__What the exercise asks__
Would you please output all the records exactly as given? Pictures should not appear in the copy.

___ Records supplied

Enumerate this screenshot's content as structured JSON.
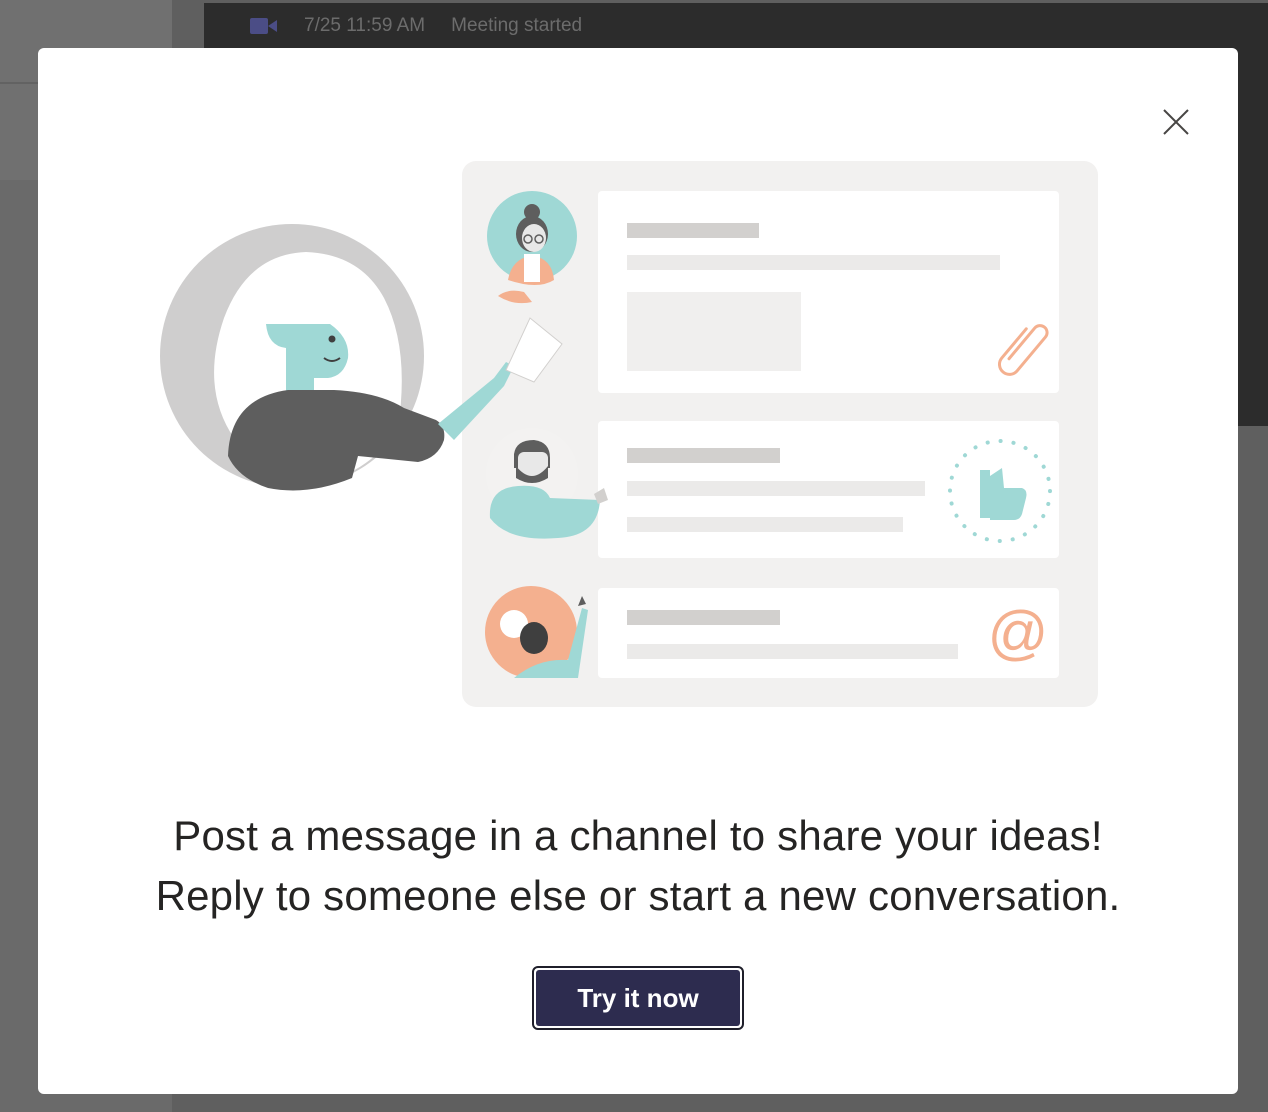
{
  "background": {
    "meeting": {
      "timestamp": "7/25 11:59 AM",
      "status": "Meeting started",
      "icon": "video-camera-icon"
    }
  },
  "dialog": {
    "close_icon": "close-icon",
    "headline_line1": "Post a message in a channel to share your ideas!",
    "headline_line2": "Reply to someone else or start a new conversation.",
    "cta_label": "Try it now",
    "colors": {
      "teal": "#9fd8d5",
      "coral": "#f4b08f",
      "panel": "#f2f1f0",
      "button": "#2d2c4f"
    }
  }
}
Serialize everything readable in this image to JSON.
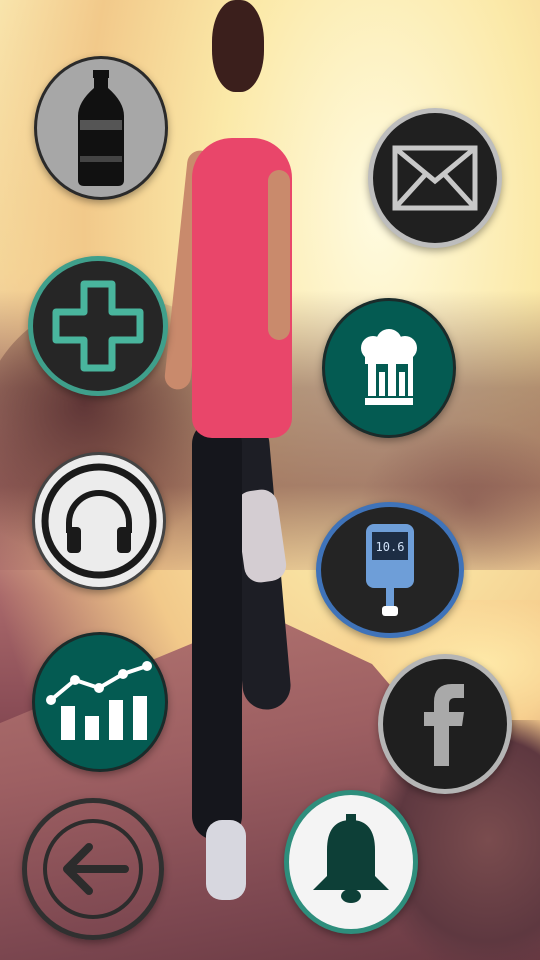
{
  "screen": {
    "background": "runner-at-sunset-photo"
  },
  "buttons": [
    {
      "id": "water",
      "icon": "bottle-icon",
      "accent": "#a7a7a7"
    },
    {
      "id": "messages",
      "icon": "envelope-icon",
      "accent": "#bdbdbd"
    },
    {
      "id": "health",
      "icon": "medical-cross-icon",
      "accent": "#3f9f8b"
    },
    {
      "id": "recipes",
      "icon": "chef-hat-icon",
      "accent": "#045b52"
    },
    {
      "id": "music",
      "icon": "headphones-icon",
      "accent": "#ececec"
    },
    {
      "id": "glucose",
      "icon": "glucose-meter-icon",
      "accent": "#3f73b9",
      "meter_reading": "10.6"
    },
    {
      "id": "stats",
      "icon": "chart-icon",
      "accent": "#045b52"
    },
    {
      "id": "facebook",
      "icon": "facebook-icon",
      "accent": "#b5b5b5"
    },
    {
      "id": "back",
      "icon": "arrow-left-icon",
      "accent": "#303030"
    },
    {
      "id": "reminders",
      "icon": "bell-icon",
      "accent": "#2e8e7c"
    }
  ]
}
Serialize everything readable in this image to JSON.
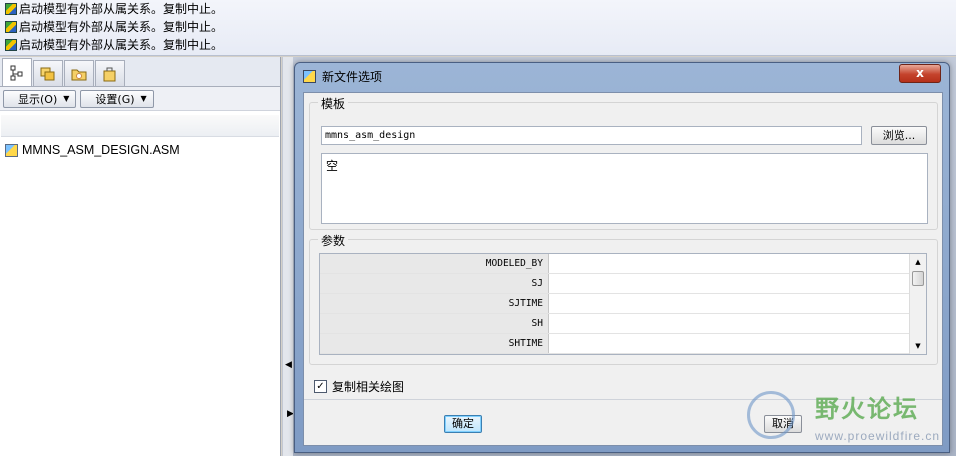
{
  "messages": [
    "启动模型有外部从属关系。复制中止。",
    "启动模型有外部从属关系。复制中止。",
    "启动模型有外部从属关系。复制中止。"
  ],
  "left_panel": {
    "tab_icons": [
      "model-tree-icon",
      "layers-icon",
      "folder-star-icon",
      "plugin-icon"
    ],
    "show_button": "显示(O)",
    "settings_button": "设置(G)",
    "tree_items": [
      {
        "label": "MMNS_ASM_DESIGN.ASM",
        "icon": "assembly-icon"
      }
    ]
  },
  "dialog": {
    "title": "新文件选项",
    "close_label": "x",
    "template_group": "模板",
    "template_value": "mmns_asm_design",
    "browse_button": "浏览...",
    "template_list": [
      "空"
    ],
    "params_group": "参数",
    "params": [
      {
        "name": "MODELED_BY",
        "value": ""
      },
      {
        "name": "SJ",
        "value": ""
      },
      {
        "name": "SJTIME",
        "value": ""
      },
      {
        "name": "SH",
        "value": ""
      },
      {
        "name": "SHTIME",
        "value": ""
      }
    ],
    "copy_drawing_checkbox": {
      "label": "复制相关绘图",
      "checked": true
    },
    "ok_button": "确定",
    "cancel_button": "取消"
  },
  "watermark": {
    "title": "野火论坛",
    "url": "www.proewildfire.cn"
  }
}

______

__Written response__
Enumerate this screenshot's content as structured JSON.
{
  "background": {
    "meeting": {
      "timestamp": "7/25 11:59 AM",
      "status": "Meeting started",
      "icon": "video-camera-icon"
    }
  },
  "dialog": {
    "close_icon": "close-icon",
    "headline_line1": "Post a message in a channel to share your ideas!",
    "headline_line2": "Reply to someone else or start a new conversation.",
    "cta_label": "Try it now",
    "colors": {
      "teal": "#9fd8d5",
      "coral": "#f4b08f",
      "panel": "#f2f1f0",
      "button": "#2d2c4f"
    }
  }
}
Serialize everything readable in this image to JSON.
{
  "screen": {
    "background": "runner-at-sunset-photo"
  },
  "buttons": [
    {
      "id": "water",
      "icon": "bottle-icon",
      "accent": "#a7a7a7"
    },
    {
      "id": "messages",
      "icon": "envelope-icon",
      "accent": "#bdbdbd"
    },
    {
      "id": "health",
      "icon": "medical-cross-icon",
      "accent": "#3f9f8b"
    },
    {
      "id": "recipes",
      "icon": "chef-hat-icon",
      "accent": "#045b52"
    },
    {
      "id": "music",
      "icon": "headphones-icon",
      "accent": "#ececec"
    },
    {
      "id": "glucose",
      "icon": "glucose-meter-icon",
      "accent": "#3f73b9",
      "meter_reading": "10.6"
    },
    {
      "id": "stats",
      "icon": "chart-icon",
      "accent": "#045b52"
    },
    {
      "id": "facebook",
      "icon": "facebook-icon",
      "accent": "#b5b5b5"
    },
    {
      "id": "back",
      "icon": "arrow-left-icon",
      "accent": "#303030"
    },
    {
      "id": "reminders",
      "icon": "bell-icon",
      "accent": "#2e8e7c"
    }
  ]
}
Serialize everything readable in this image to JSON.
{
  "messages": [
    "启动模型有外部从属关系。复制中止。",
    "启动模型有外部从属关系。复制中止。",
    "启动模型有外部从属关系。复制中止。"
  ],
  "left_panel": {
    "tab_icons": [
      "model-tree-icon",
      "layers-icon",
      "folder-star-icon",
      "plugin-icon"
    ],
    "show_button": "显示(O)",
    "settings_button": "设置(G)",
    "tree_items": [
      {
        "label": "MMNS_ASM_DESIGN.ASM",
        "icon": "assembly-icon"
      }
    ]
  },
  "dialog": {
    "title": "新文件选项",
    "close_label": "x",
    "template_group": "模板",
    "template_value": "mmns_asm_design",
    "browse_button": "浏览...",
    "template_list": [
      "空"
    ],
    "params_group": "参数",
    "params": [
      {
        "name": "MODELED_BY",
        "value": ""
      },
      {
        "name": "SJ",
        "value": ""
      },
      {
        "name": "SJTIME",
        "value": ""
      },
      {
        "name": "SH",
        "value": ""
      },
      {
        "name": "SHTIME",
        "value": ""
      }
    ],
    "copy_drawing_checkbox": {
      "label": "复制相关绘图",
      "checked": true
    },
    "ok_button": "确定",
    "cancel_button": "取消"
  },
  "watermark": {
    "title": "野火论坛",
    "url": "www.proewildfire.cn"
  }
}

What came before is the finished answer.